Here is his service record from the CWGC:
Name: TEARLE, SYDNEY THOMAS Initials: S T
Nationality: United Kingdom
Rank: Lance Serjeant Regiment/Service: Royal Scots
Unit Text: 1st/9th Bn.
Age: 21 Date of Death: 09/04/1917
Service No: 350354
Additional information: Son of Thomas and Pamela Tearle, of 47 Goodhall St., Willesden, London.
Casualty Type: Commonwealth War Dead
Grave/Memorial Reference: V. A. 6.
Cemetery: NINE ELMS MILITARY CEMETERY, THELUS.
Almost all the British casualties in this cemetery died in April 1917, says the CWGC. Given the date and the place, it is likely that Sydney was fighting for Bapaume with the ANZACs and the Canadians, not far from Calais, in Flanders. He was in the Lothian Regiment (!) says SDGW (Soldiers Died in the Great War) because he was working in Glasgow at the time he signed up. He was a railway employee, and he had done well to be promoted to Lance Sergeant in such a short time.
Given the family’s address – Willesden – I have discovered and written up the story of the relationship of Sydney’s parents with Elizabeth, the mother of Rowland Grigg Tearle, who was also a WW1 casualty and close in age to Sydney. Sydney’s parents were Thomas 1859 of Stanbridge and Pamela. nee Andrews 1860 Eggington. His grandparents were William 1832 of Stanbridge and Catherine nee Fountain. The parents of William 1832 were Thomas 1805 and Mary nee Garner, so you can see William is the brother of James (my gg-grandfather) and John the sexton, of the side-by-side headstones in Stanbridge.

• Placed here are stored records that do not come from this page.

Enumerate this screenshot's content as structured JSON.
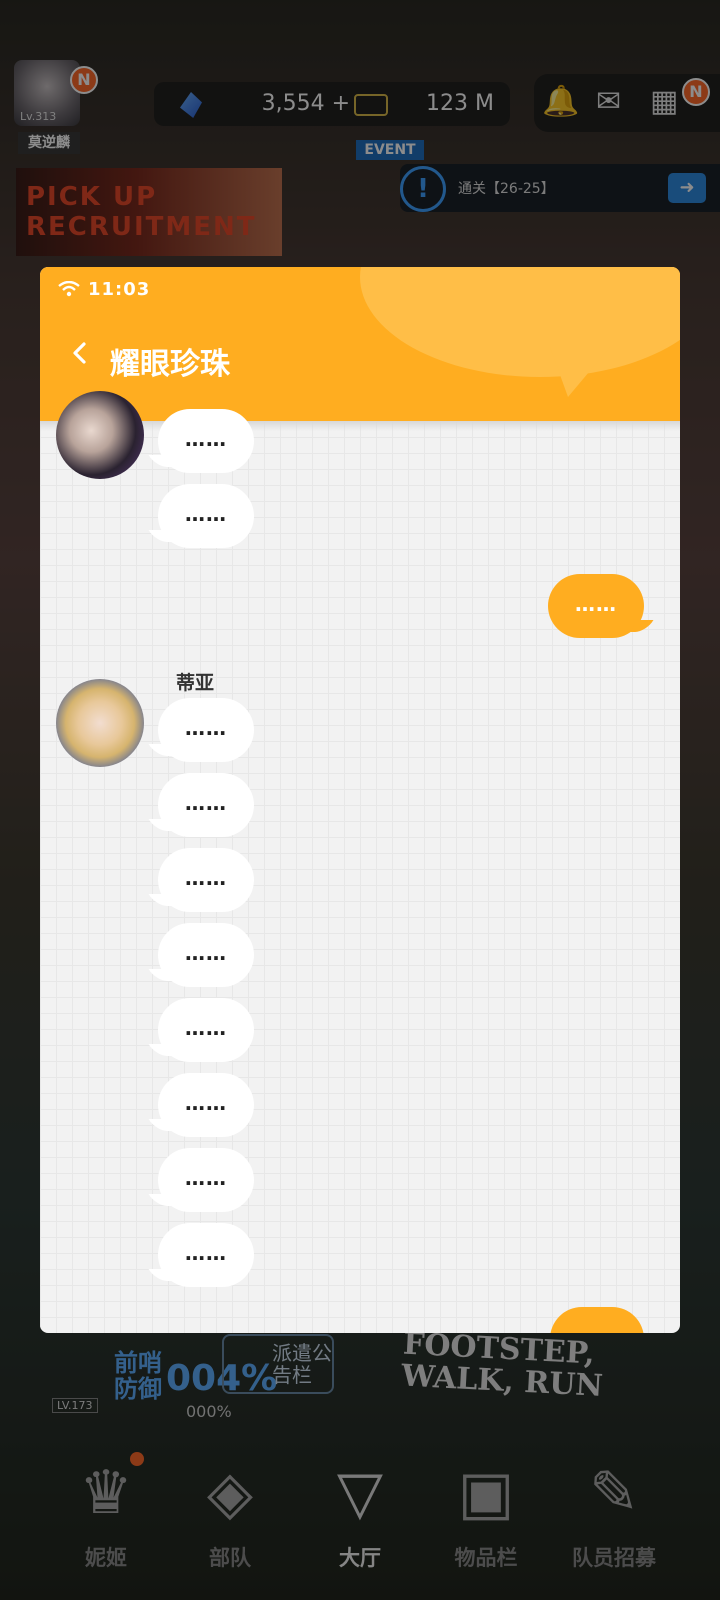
{
  "hub": {
    "player_level": "Lv.313",
    "player_name": "莫逆麟",
    "new_badge": "N",
    "gems": "3,554",
    "gem_add": "+",
    "credits": "123 M",
    "banner_text": "PICK UP RECRUITMENT",
    "event_tag": "EVENT",
    "event_alert": "!",
    "event_stage": "通关【26-25】",
    "outpost_level": "LV.173",
    "outpost_label": "前哨防御",
    "outpost_percent": "004%",
    "outpost_sub_percent": "000%",
    "notice_board": "派遣公告栏",
    "footstep_text": "FOOTSTEP, WALK, RUN"
  },
  "nav": {
    "items": [
      {
        "label": "妮姬",
        "icon": "nikke-icon"
      },
      {
        "label": "部队",
        "icon": "squad-icon"
      },
      {
        "label": "大厅",
        "icon": "lobby-icon"
      },
      {
        "label": "物品栏",
        "icon": "inventory-icon"
      },
      {
        "label": "队员招募",
        "icon": "recruit-icon"
      }
    ],
    "active": "大厅"
  },
  "chat": {
    "time": "11:03",
    "title": "耀眼珍珠",
    "sender_name": "蒂亚",
    "message_text": "……"
  }
}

Thomas’ parents were Richard 1772 and Elizabeth nee Bodsworth and Richard’s parents were John 1741 and Martha nee Archer. Thus Sydney is of the branch John 1741. Here are the census summaries for Thomas. You can see that in 1871, at 13yrs he is a servant for John Olney, a farmer on the Tilsworth road very close to the intersection with the Eggington Rd, almost opposite the church, so he is not living on the farm itself, I shouldn’t think.
1871 = Thomas 1858 Stbg servant in Stbg
In 1881 we find out that the newly-married Thomas is a Railway Labourer and living in Linslade. This probably means he was working on the Leighton Buzzard railway, which goes to Euston Station in London. We see that Pamela is from Eggington; we can assume that he has met her while he worked for John Olney, living so close to Eggington.
1881 = Thomas 1859 Stbg Pamela 21 in Linslade
In 1891 Thomas and Pamela are in Letchfold Gardens, Hammersmith, London. They have had two children in Leighton Buzzard (Linslade is 200m from Market Sq, LB) and two children in Hammersmith. They are living next door to John Backhouse from Leighton Buzzard and they may have followed him down to London, because their youngest children are close in age, and all born in Hammersmith. Unfortunately, they are listed only as Labourers, so there is no telling if he is still working on the railways.
1891 Thomas 1859 Stbg Pamela 31 Maud 7 Dora 5 Emily 8m in Hammersmith LON
In 1901 we can see young Sydney. Thomas and Pamela are living in the Railway Cottages, Hammersmith, not far from Hythe Rd. Thomas is definitely working on the railways – he is a Railway Engine Driver.
1901 = Thomas 1860 Stbg Pamela 40 Maude 17 Dora 12 Emily 10 Horace 8 Sidney 5 Mabel 4 Harold 5m in Hammersmith.
This looks like his birth certificate:
Name: Sidney Thomas Tearle Year of Registration: 1895 Quarter of Registration: Oct-Nov-Dec District: Fulham County: Greater London, London, Middlesex Volume: 1a Page: 191
There is a memorial to Sydney on the World War 1 memorial to Caledonian Railway Employees at the Glasgow Central Station. Richard says the line ran from Glasgow to Carlisle.
And, of course, there is his memorial in the Nine Elms Cemetery.
The inscription at the base of the headstone would have been written as his epitaph, by his parents:
We organised a trip to Glasgow Central Railway Station to find the plaque of the names of those who had been killed in the Great War. It is a large plaque, just inside the Gordon St entrance of the ornate Victorian station.
There are 712 names on this most impressive monument.
The stone inscription to those who were killed in WW2 was added recently, but no names are listed. The header section of the monument is ornately carved stone.